Although her work from this period drew comparisons to Land artists’ use of the natural environment and documentary practices, Mendieta’s earth/body sculptures utilized a very different theoretical framework, one that took on personal and historical dimensions, which she described in an unpublished statement dating from 1981:
I have been carrying on a dialogue between the landscape and the female body (based on my own silhouette). I believe this has been a direct result of my having been torn from my homeland (Cuba) during my adolescence. I am overwhelmed by the feeling of having been cast from the womb (nature). My art is the way I re-establish the bonds that unite me to the universe. It is a return to the maternal source. Through my earth/body sculptures, I become one with the earth… . I become an extension of nature and nature becomes an extension of my body. This obsessive act of reasserting my ties with the earth is really the reactivation of primeval beliefs … [in] an omnipresent female force, the after-image of being encompassed within the womb, is a manifestation of my thirst for being.13
While passionately connecting the earth/body works to her own longing for her homeland, the statement also aligns Mendieta’s practices with a primordial past, situating them outside of the cultural, historical, and sociopolitical structures that had forced her into exile. Her use of contemporary media and feminist strategies emphasizing the body served to reify symbols and spiritual practices that circumvented and predated colonialism, forging alternative systems of meaning outside those dominant structures.
For Mendieta, the condition of alterity was an existential one. In the introductory catalogue essay for Dialectics of Isolation: An Exhibition of Third World Women Artists of the United States (1980), Mendieta took ownership of “Third World,” a term often applied disparagingly to women artists from Africa, Asia, and Latin America, preferring the exclusion of white patriarchal society, and its foil in the American feminist movement of the 1960’s and ’70s, to complicity in colonialism, racism and exploitation. “Do we exist?,” asks Mendieta. “To question our cultures is to question our own existence, our human reality. To confront this fact means to acquire an awareness of ourselves. This in turn becomes a search, a questioning of who we are and how we will realize ourselves.”14

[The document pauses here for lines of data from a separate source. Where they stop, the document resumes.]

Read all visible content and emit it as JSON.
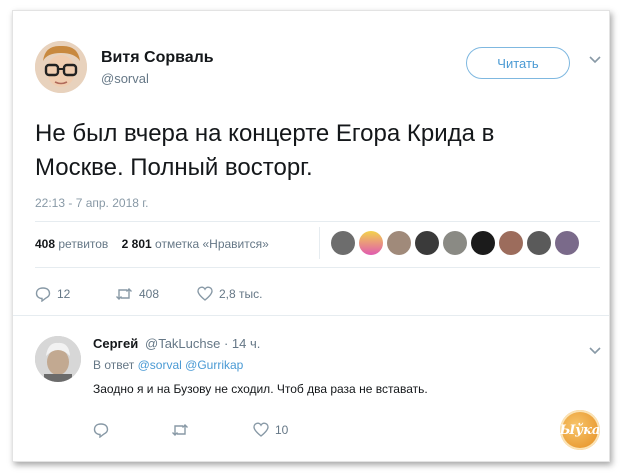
{
  "tweet": {
    "author_name": "Витя Сорваль",
    "author_handle": "@sorval",
    "follow_label": "Читать",
    "text_line1": "Не был вчера на концерте Егора Крида в",
    "text_line2": "Москве. Полный восторг.",
    "timestamp": "22:13 - 7 апр. 2018 г.",
    "retweets_count": "408",
    "retweets_label": "ретвитов",
    "likes_count": "2 801",
    "likes_label": "отметка «Нравится»",
    "actions": {
      "replies": "12",
      "retweets": "408",
      "likes": "2,8 тыс."
    }
  },
  "reply": {
    "author_name": "Сергей",
    "author_handle": "@TakLuchse · 14 ч.",
    "reply_to_prefix": "В ответ",
    "reply_to_1": "@sorval",
    "reply_to_2": "@Gurrikap",
    "text": "Заодно я и на Бузову не сходил. Чтоб два раза не вставать.",
    "actions": {
      "replies": "",
      "retweets": "",
      "likes": "10"
    }
  },
  "watermark": "Ыўка",
  "colors": {
    "accent": "#4a9ad4",
    "muted": "#657786",
    "text": "#14171a"
  }
}
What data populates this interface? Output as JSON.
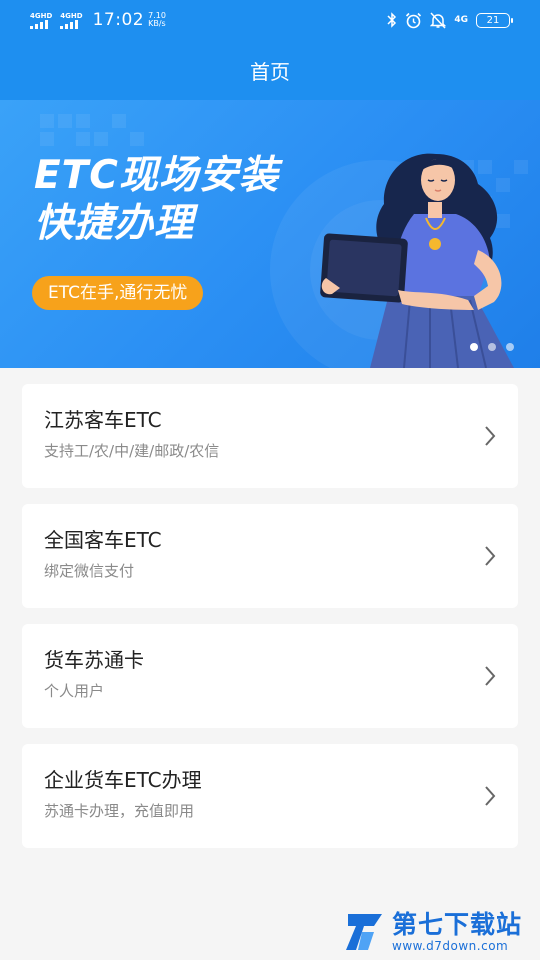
{
  "status_bar": {
    "network_1": "4G",
    "network_1_sup": "HD",
    "network_2": "4G",
    "network_2_sup": "HD",
    "time": "17:02",
    "speed_value": "7.10",
    "speed_unit": "KB/s",
    "data_icon_label": "4G",
    "battery": "21",
    "icons": [
      "bluetooth-icon",
      "alarm-icon",
      "mute-icon",
      "4g-data-icon",
      "battery-icon"
    ]
  },
  "header": {
    "title": "首页"
  },
  "banner": {
    "title_line1": "ETC现场安装",
    "title_line2": "快捷办理",
    "pill": "ETC在手,通行无忧",
    "page_count": 3,
    "active_index": 0
  },
  "cards": [
    {
      "title": "江苏客车ETC",
      "subtitle": "支持工/农/中/建/邮政/农信"
    },
    {
      "title": "全国客车ETC",
      "subtitle": "绑定微信支付"
    },
    {
      "title": "货车苏通卡",
      "subtitle": "个人用户"
    },
    {
      "title": "企业货车ETC办理",
      "subtitle": "苏通卡办理，充值即用"
    }
  ],
  "watermark": {
    "brand": "第七下载站",
    "url": "www.d7down.com"
  },
  "colors": {
    "primary": "#1e8ff0",
    "pill": "#f7a21b",
    "background": "#f5f5f5",
    "card": "#ffffff"
  }
}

Though distinct in their approaches, both Mendieta and Agote’s use of natural materials and the body provide a means of searching through spaces within and beyond the dominant systems structuring existence, conjuring dimensions of identity and lived experience that might otherwise remain invisible. Informed by their respective dual nationalities, each artist’s practice explores notions of self, belonging, and home by employing improvised and embodied strategies to wield critical observations of their surroundings, while invoking an intimate emotional core. Guided by curious intellect and an attraction to mystical cosmologies, both Mendieta and Argote produced works that draw on specificities of place yet, nonetheless, hint at the universal or divine. In tracing their singular traversals of intersecting worlds and temporalities, and navigations within physical environments and social structures, these women forged powerful connections through site, material, and presence.
Archivist, New Museum of Contemporary Art
Published February 19, 2020